Attendees could easily agree that the cause was an important one. They had more difficulty choosing the bowls.

Tammy Kocsis, 30, took a three-hour lunch to come to the event from Valrico. She claimed two pastel bowls, one for herself, one for a friend.

Several people approached Susan Paglino, 43, with two bowls in their hands and a decision to make. Paglino, who volunteered for the first time this year, had a ready response.

"My answer is, "They're both beautiful. Why don't you buy both?' "

A few of the artists wandered among the attendees. Maritza Vargas, 11, and Byron Scott, 10, fifth-graders at Crestwood Elementary, were selected by their art teacher, Karen Lepa-Rottler, to represent the school.

Both made fish bowls, complete with fins, tails, scales, mouths and eyeballs. Maritza's was green and pink. Byron's was lavender and yellow. Both bowls took weeks to make. Both were purchased early on.

"It's important to help the needy so that the people that have money won't leave the needy people out," Byron said. "It was fun that Miss Rottler decided to take us here so we could get compliments on our bowls."

Mike Hrabcak sat on a park bench smoking a cigarette. He balanced an empty plastic soup bowl on one knee and a newspaper on the other. A dingy bedroll lay on the ground next to him. Hrabcak, 60, said he had been homeless for the past two months.

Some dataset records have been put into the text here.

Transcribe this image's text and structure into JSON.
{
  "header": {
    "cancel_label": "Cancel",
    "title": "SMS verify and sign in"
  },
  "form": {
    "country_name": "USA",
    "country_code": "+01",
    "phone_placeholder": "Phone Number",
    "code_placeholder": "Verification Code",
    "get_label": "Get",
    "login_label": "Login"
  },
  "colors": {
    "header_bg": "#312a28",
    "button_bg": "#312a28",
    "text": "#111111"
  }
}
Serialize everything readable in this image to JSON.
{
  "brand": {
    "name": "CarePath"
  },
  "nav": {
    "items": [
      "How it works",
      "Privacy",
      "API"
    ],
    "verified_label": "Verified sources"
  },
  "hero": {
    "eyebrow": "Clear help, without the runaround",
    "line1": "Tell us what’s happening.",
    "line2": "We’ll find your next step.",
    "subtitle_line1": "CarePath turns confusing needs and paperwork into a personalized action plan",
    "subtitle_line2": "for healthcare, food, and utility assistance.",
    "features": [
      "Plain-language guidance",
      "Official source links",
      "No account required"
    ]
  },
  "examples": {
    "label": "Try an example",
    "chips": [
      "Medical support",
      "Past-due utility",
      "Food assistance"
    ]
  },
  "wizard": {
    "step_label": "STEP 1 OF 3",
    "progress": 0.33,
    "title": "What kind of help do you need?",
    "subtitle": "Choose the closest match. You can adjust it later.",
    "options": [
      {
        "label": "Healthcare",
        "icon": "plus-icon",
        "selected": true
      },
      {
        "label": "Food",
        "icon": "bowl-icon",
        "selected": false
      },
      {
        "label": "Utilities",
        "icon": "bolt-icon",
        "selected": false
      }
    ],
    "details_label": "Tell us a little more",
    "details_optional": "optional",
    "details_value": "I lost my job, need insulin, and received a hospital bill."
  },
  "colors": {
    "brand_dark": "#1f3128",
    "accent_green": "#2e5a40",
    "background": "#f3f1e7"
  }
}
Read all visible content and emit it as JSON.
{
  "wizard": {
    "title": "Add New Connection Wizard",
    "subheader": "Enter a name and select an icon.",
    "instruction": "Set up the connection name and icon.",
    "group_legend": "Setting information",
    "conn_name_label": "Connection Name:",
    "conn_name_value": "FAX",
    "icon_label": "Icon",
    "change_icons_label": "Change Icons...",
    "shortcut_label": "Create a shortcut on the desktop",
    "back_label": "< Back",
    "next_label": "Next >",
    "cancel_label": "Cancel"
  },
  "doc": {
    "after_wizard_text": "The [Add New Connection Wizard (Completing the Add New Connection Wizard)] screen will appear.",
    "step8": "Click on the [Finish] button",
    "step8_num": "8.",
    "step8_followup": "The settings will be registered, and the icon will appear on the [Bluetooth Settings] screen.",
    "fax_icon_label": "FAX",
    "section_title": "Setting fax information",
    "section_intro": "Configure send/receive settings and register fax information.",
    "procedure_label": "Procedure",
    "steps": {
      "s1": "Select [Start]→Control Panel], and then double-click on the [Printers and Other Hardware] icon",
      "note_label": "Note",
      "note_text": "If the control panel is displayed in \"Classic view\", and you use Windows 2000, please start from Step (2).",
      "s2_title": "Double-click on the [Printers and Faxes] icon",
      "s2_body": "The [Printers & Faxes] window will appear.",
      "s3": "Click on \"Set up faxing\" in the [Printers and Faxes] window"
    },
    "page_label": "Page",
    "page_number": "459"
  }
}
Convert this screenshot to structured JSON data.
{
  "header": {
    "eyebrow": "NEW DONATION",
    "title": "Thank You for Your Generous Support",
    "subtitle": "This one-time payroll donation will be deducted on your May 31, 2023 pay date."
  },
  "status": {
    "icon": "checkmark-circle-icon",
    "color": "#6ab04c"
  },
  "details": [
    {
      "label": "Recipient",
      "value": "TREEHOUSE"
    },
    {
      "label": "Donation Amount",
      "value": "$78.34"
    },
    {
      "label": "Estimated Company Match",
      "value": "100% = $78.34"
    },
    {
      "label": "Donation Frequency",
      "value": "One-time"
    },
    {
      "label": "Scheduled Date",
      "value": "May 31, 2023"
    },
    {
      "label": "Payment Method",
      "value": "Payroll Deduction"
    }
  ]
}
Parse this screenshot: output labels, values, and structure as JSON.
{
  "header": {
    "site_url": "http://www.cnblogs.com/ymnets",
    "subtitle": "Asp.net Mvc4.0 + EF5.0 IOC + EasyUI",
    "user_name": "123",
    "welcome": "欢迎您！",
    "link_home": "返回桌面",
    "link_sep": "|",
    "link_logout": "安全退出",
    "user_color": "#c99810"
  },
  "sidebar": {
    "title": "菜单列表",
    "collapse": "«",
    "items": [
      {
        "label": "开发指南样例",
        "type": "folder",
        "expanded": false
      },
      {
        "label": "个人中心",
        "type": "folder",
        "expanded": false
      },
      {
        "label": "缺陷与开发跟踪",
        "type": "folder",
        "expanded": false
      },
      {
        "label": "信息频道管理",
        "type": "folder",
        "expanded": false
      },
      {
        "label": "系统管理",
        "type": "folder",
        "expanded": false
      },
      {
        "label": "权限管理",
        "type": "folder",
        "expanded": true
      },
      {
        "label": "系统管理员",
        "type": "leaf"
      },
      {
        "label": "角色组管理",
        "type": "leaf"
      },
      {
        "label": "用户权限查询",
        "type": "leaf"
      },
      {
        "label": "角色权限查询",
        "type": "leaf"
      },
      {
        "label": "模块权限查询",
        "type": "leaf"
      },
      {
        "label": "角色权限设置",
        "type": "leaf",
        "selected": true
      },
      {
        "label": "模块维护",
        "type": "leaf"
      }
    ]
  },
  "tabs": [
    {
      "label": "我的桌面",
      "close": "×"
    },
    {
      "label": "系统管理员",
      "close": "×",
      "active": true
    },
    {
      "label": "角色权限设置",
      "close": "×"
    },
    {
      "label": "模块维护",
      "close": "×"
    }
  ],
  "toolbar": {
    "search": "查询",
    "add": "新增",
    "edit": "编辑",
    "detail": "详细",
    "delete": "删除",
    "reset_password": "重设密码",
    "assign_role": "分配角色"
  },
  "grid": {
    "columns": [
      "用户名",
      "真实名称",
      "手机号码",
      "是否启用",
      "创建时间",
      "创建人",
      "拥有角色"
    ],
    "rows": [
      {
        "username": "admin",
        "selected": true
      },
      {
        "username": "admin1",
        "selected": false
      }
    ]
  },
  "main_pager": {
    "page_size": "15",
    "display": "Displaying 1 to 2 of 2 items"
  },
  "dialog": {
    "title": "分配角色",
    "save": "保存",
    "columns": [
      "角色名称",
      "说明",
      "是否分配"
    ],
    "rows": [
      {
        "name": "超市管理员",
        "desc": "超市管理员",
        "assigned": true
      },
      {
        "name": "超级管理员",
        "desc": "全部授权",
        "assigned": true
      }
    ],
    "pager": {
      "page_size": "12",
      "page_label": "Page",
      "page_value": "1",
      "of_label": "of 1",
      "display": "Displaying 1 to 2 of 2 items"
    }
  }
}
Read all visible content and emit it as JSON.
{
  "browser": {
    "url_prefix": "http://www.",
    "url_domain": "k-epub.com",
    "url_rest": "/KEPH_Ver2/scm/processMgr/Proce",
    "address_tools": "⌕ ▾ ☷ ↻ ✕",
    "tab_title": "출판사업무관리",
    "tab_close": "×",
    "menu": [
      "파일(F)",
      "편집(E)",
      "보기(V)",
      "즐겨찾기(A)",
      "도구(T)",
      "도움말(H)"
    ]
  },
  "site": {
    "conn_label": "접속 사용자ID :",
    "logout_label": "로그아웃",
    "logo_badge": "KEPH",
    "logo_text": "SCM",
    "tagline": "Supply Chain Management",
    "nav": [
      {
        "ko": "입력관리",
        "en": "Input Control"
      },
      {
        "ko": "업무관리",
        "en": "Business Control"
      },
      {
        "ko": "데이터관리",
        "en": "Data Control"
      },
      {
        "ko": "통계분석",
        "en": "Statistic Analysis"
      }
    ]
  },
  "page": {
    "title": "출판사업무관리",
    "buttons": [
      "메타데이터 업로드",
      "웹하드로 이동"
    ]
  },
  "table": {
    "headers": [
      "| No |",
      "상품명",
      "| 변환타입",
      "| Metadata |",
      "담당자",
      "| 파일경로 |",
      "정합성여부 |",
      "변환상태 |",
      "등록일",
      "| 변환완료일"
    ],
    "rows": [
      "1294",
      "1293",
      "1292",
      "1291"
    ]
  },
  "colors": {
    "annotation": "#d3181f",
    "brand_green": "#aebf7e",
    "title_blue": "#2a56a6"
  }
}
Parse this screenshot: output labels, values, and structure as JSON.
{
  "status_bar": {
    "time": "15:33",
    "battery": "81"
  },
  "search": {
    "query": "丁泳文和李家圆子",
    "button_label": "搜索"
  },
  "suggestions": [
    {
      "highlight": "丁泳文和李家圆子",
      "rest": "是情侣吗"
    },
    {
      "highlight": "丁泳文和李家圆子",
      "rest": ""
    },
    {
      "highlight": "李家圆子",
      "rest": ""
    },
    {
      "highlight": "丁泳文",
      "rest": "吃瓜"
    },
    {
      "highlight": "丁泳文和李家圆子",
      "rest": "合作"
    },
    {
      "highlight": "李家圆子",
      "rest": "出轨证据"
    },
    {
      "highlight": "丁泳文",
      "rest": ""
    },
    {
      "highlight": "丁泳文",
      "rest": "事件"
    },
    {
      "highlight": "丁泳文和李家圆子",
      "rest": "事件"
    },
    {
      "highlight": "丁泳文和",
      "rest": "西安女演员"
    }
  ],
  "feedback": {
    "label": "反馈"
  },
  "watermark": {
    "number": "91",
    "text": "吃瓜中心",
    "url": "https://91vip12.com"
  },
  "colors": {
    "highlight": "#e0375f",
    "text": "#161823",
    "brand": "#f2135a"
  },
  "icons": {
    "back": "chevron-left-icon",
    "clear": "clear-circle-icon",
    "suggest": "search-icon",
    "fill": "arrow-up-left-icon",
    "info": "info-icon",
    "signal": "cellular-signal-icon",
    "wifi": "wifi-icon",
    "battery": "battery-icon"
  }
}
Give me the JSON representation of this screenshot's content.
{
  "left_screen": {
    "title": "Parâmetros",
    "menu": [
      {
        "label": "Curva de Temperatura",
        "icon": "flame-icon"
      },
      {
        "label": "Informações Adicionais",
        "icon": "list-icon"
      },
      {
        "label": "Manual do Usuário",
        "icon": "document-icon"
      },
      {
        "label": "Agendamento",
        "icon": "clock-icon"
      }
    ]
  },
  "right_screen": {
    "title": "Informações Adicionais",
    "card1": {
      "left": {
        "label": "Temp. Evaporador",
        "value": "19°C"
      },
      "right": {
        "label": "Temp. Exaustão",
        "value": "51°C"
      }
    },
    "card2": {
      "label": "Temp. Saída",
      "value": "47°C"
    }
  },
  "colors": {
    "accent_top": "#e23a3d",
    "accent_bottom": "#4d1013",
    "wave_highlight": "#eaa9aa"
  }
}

He said he has attended the Empty Bowls event for the past three years.

"The soup is very good," he said, although "one bowl doesn't go very far."

Given the size and shape of the clay bowls, the soup was generally served in disposable dishes. Hrabcak did not have $10 to purchase one of the handmade bowls, but he did appreciate the intention and artistry.

"They're very nice," he said. "The kids did a good job."

Robyn Dunn and Kathy Gibson, both 39 and friends from their college days at the University of Florida, spread a blue blanket out on a patch of grass. Dunn's daughter, Audrey, and her twin friends, Carson and Sykes Eckhard, traced pictures in the dirt with sticks. Of the three 4-year-olds, only Sykes enjoyed the soup ("She loved the onions," said Dunn). All ate their apples. And each was allowed to choose a bowl.

"This is an event for them," Dunn said. "They're very fortunate children. They need to learn there are people who are not as fortunate as they are and that it's important to help out."